Jacques Derrida first received major attention outside France with his lecture, "Structure, Sign, and Play in the Discourse of the Human Sciences," delivered at Johns Hopkins University in 1966. The conference at which this paper was delivered was concerned with structuralism, then at the peak of its influence in France, but only beginning to gain attention in the United States. Derrida differed from other participants by his lack of explicit commitment to structuralism, having already been critical of the movement. He praised the accomplishments of structuralism but also maintained reservations about its internal limitations; this has led US academics to label his thought as a form of post-structuralism.
The effect of Jacques Derrida's paper was such that by the time the conference proceedings were published in 1970, the title of the collection had become The Structuralist Controversy. The conference was also where he met Paul de Man, who would be a close friend and source of great controversy, as well as where he first met the French psychoanalyst Jacques Lacan, with whose work Derrida enjoyed a mixed relationship.
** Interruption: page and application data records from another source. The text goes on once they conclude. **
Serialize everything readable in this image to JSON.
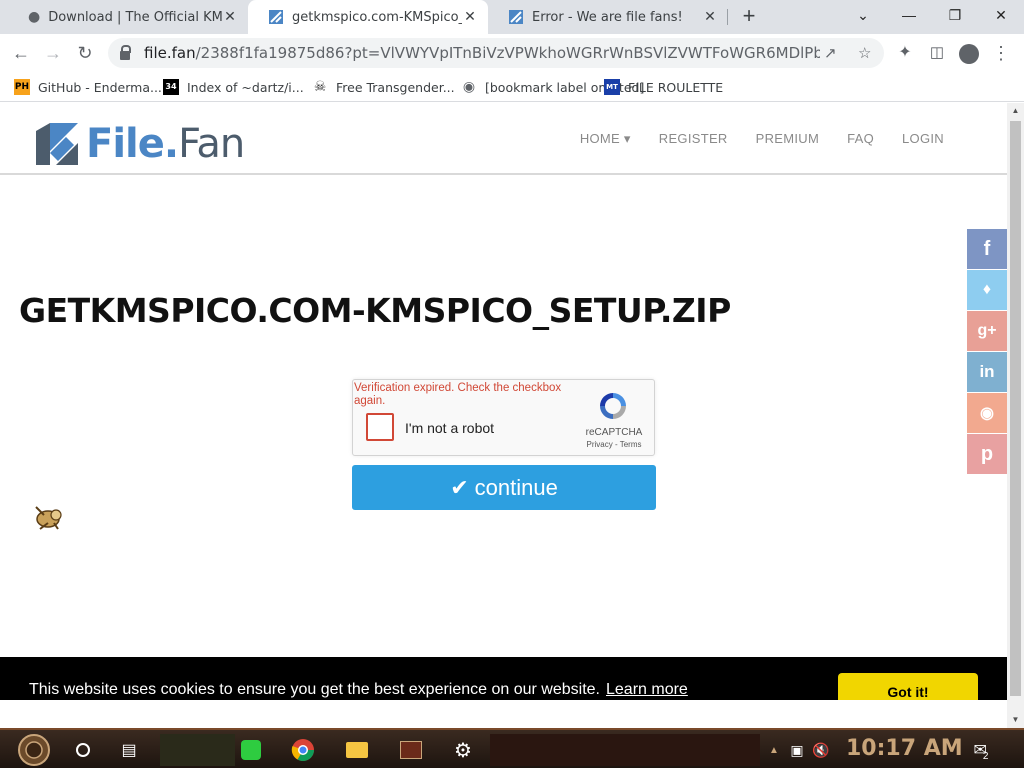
{
  "browser": {
    "tabs": [
      {
        "title": "Download | The Official KMSpico",
        "active": false
      },
      {
        "title": "getkmspico.com-KMSpico_setup.zip",
        "active": true
      },
      {
        "title": "Error - We are file fans!",
        "active": false
      }
    ],
    "url_host": "file.fan",
    "url_path": "/2388f1fa19875d86?pt=VlVWYVpITnBiVzVPWkhoWGRrWnBSVlZVWTFoWGR6MDlPbWVHN...",
    "bookmarks": [
      {
        "label": "GitHub - Enderma...",
        "icon": "PH"
      },
      {
        "label": "Index of ~dartz/i...",
        "icon": "34"
      },
      {
        "label": "Free Transgender...",
        "icon": "skull"
      },
      {
        "label": "[bookmark label omitted]",
        "icon": "globe"
      },
      {
        "label": "FILE ROULETTE",
        "icon": "MT"
      }
    ]
  },
  "site": {
    "logo_a": "File.",
    "logo_b": "Fan",
    "nav": [
      "HOME ▾",
      "REGISTER",
      "PREMIUM",
      "FAQ",
      "LOGIN"
    ]
  },
  "file_title": "GETKMSPICO.COM-KMSPICO_SETUP.ZIP",
  "captcha": {
    "error": "Verification expired. Check the checkbox again.",
    "label": "I'm not a robot",
    "brand": "reCAPTCHA",
    "links": "Privacy - Terms"
  },
  "continue_label": "continue",
  "social": [
    {
      "icon": "f",
      "color": "#7e95c4"
    },
    {
      "icon": "t",
      "color": "#8ecdf0"
    },
    {
      "icon": "g+",
      "color": "#e8a096"
    },
    {
      "icon": "in",
      "color": "#7fb0d0"
    },
    {
      "icon": "reddit",
      "color": "#f2a98f"
    },
    {
      "icon": "p",
      "color": "#e8a1a1"
    }
  ],
  "cookie": {
    "text": "This website uses cookies to ensure you get the best experience on our website.",
    "link": "Learn more",
    "button": "Got it!"
  },
  "taskbar": {
    "clock": "10:17 AM",
    "notifications": "2"
  }
}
Phenomenology vs Structuralism Debate (1959): In the early 1960s, Derrida began speaking and writing publicly, addressing the most topical debates at the time. One of these was the new and increasingly fashionable movement of structuralism, which was being widely favoured as the successor to the phenomenology approach, the latter having been started by Husserl sixty years earlier. Derrida's countercurrent take on the issue, at a prominent international conference, was so influential that it reframed the discussion from a celebration of the triumph of structuralism to a "phenomenology vs structuralism debate."
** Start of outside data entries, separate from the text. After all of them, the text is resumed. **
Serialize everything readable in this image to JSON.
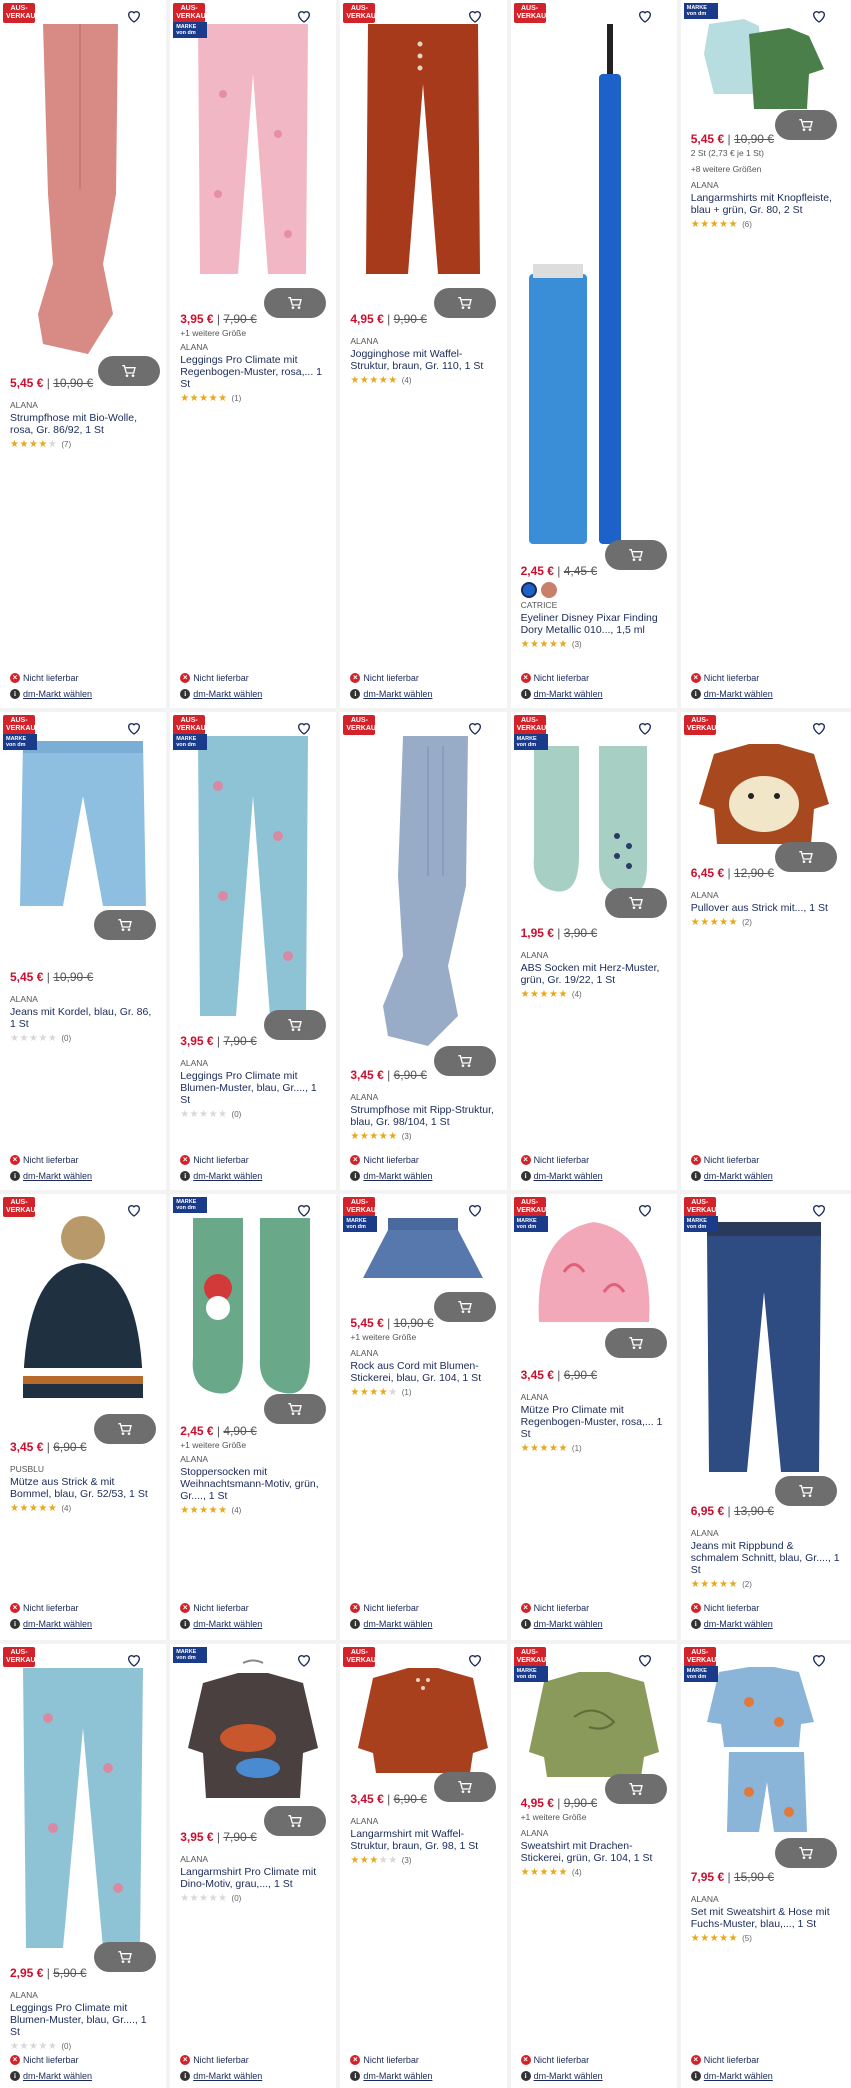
{
  "badges": {
    "sale": "AUS-\nVERKAUF",
    "brand": "MARKE\nvon dm"
  },
  "availability": {
    "unavailable": "Nicht lieferbar",
    "choose_market": "dm-Markt wählen"
  },
  "colors": {
    "price_red": "#c8102e",
    "star_gold": "#e9a817",
    "cart_gray": "#6e6e6e",
    "sale_red": "#d2232a",
    "brand_blue": "#1a3a8a"
  },
  "products": [
    {
      "price": "5,45 €",
      "old_price": "10,90 €",
      "brand": "ALANA",
      "name": "Strumpfhose mit Bio-Wolle, rosa, Gr. 86/92, 1 St",
      "rating": 4,
      "reviews": "(7)",
      "icon": "tights-icon"
    },
    {
      "price": "3,95 €",
      "old_price": "7,90 €",
      "more": "+1 weitere Größe",
      "brand": "ALANA",
      "name": "Leggings Pro Climate mit Regenbogen-Muster, rosa,... 1 St",
      "rating": 5,
      "reviews": "(1)",
      "icon": "leggings-icon"
    },
    {
      "price": "4,95 €",
      "old_price": "9,90 €",
      "brand": "ALANA",
      "name": "Jogginghose mit Waffel-Struktur, braun, Gr. 110, 1 St",
      "rating": 5,
      "reviews": "(4)",
      "icon": "pants-icon"
    },
    {
      "price": "2,45 €",
      "old_price": "4,45 €",
      "brand": "Catrice",
      "name": "Eyeliner Disney Pixar Finding Dory Metallic 010..., 1,5 ml",
      "rating": 5,
      "reviews": "(3)",
      "icon": "eyeliner-icon"
    },
    {
      "price": "5,45 €",
      "old_price": "10,90 €",
      "unit": "2 St (2,73 € je 1 St)",
      "more": "+8 weitere Größen",
      "brand": "ALANA",
      "name": "Langarmshirts mit Knopfleiste, blau + grün, Gr. 80, 2 St",
      "rating": 5,
      "reviews": "(6)",
      "icon": "shirts-icon"
    },
    {
      "price": "5,45 €",
      "old_price": "10,90 €",
      "brand": "ALANA",
      "name": "Jeans mit Kordel, blau, Gr. 86, 1 St",
      "rating": 0,
      "reviews": "(0)",
      "icon": "jeans-icon"
    },
    {
      "price": "3,95 €",
      "old_price": "7,90 €",
      "brand": "ALANA",
      "name": "Leggings Pro Climate mit Blumen-Muster, blau, Gr...., 1 St",
      "rating": 0,
      "reviews": "(0)",
      "icon": "leggings-icon"
    },
    {
      "price": "3,45 €",
      "old_price": "6,90 €",
      "brand": "ALANA",
      "name": "Strumpfhose mit Ripp-Struktur, blau, Gr. 98/104, 1 St",
      "rating": 5,
      "reviews": "(3)",
      "icon": "tights-icon"
    },
    {
      "price": "1,95 €",
      "old_price": "3,90 €",
      "brand": "ALANA",
      "name": "ABS Socken mit Herz-Muster, grün, Gr. 19/22, 1 St",
      "rating": 5,
      "reviews": "(4)",
      "icon": "socks-icon"
    },
    {
      "price": "6,45 €",
      "old_price": "12,90 €",
      "brand": "ALANA",
      "name": "Pullover aus Strick mit..., 1 St",
      "rating": 5,
      "reviews": "(2)",
      "icon": "sweater-icon"
    },
    {
      "price": "3,45 €",
      "old_price": "6,90 €",
      "brand": "PUSBLU",
      "name": "Mütze aus Strick & mit Bommel, blau, Gr. 52/53, 1 St",
      "rating": 5,
      "reviews": "(4)",
      "icon": "beanie-icon"
    },
    {
      "price": "2,45 €",
      "old_price": "4,90 €",
      "more": "+1 weitere Größe",
      "brand": "ALANA",
      "name": "Stoppersocken mit Weihnachtsmann-Motiv, grün, Gr...., 1 St",
      "rating": 5,
      "reviews": "(4)",
      "icon": "socks-icon"
    },
    {
      "price": "5,45 €",
      "old_price": "10,90 €",
      "more": "+1 weitere Größe",
      "brand": "ALANA",
      "name": "Rock aus Cord mit Blumen-Stickerei, blau, Gr. 104, 1 St",
      "rating": 4,
      "reviews": "(1)",
      "icon": "skirt-icon"
    },
    {
      "price": "3,45 €",
      "old_price": "6,90 €",
      "brand": "ALANA",
      "name": "Mütze Pro Climate mit Regenbogen-Muster, rosa,... 1 St",
      "rating": 5,
      "reviews": "(1)",
      "icon": "beanie-icon"
    },
    {
      "price": "6,95 €",
      "old_price": "13,90 €",
      "brand": "ALANA",
      "name": "Jeans mit Rippbund & schmalem Schnitt, blau, Gr...., 1 St",
      "rating": 5,
      "reviews": "(2)",
      "icon": "jeans-icon"
    },
    {
      "price": "2,95 €",
      "old_price": "5,90 €",
      "brand": "ALANA",
      "name": "Leggings Pro Climate mit Blumen-Muster, blau, Gr...., 1 St",
      "rating": 0,
      "reviews": "(0)",
      "icon": "leggings-icon"
    },
    {
      "price": "3,95 €",
      "old_price": "7,90 €",
      "brand": "ALANA",
      "name": "Langarmshirt Pro Climate mit Dino-Motiv, grau,..., 1 St",
      "rating": 0,
      "reviews": "(0)",
      "icon": "shirt-icon"
    },
    {
      "price": "3,45 €",
      "old_price": "6,90 €",
      "brand": "ALANA",
      "name": "Langarmshirt mit Waffel-Struktur, braun, Gr. 98, 1 St",
      "rating": 3,
      "reviews": "(3)",
      "icon": "shirt-icon"
    },
    {
      "price": "4,95 €",
      "old_price": "9,90 €",
      "more": "+1 weitere Größe",
      "brand": "ALANA",
      "name": "Sweatshirt mit Drachen-Stickerei, grün, Gr. 104, 1 St",
      "rating": 5,
      "reviews": "(4)",
      "icon": "sweatshirt-icon"
    },
    {
      "price": "7,95 €",
      "old_price": "15,90 €",
      "brand": "ALANA",
      "name": "Set mit Sweatshirt & Hose mit Fuchs-Muster, blau,..., 1 St",
      "rating": 5,
      "reviews": "(5)",
      "icon": "set-icon"
    }
  ]
}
Phenomenology, as envisioned by Husserl, is a method of philosophical inquiry that rejects the rationalist bias that has dominated Western thought since Plato in favor of a method of reflective attentiveness that discloses the individual's "lived experience;" for those with a more phenomenological bent, the goal was to understand experience by comprehending and describing its genesis, the process of its emergence from an origin or event. For the structuralists, this was a false problem, and the "depth" of experience could in fact only be an effect of structures which are not themselves experiential.